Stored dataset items
-- -- --
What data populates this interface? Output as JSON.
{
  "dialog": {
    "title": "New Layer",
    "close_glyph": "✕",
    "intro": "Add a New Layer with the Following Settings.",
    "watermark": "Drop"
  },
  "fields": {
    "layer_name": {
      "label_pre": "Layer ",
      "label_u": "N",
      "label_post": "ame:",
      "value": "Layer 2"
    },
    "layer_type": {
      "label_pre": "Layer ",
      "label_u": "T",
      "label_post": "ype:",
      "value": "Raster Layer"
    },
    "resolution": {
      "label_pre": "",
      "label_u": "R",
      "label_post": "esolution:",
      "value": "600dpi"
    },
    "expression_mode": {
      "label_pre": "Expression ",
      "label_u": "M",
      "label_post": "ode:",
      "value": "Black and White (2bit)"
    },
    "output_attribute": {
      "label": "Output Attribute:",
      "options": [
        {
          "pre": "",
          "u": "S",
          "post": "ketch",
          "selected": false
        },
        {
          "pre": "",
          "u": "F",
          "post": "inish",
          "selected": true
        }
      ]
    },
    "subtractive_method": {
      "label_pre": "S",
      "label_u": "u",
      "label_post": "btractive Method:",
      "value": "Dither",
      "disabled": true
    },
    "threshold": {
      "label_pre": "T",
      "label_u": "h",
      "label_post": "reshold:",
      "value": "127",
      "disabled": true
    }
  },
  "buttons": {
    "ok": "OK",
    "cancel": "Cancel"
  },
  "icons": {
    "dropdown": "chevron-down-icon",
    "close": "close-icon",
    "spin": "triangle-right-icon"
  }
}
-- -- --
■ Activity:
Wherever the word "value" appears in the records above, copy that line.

■ Response box:
      "value": "Layer 2"
      "value": "Raster Layer"
      "value": "600dpi"
      "value": "Black and White (2bit)"
      "value": "Dither",
      "value": "127",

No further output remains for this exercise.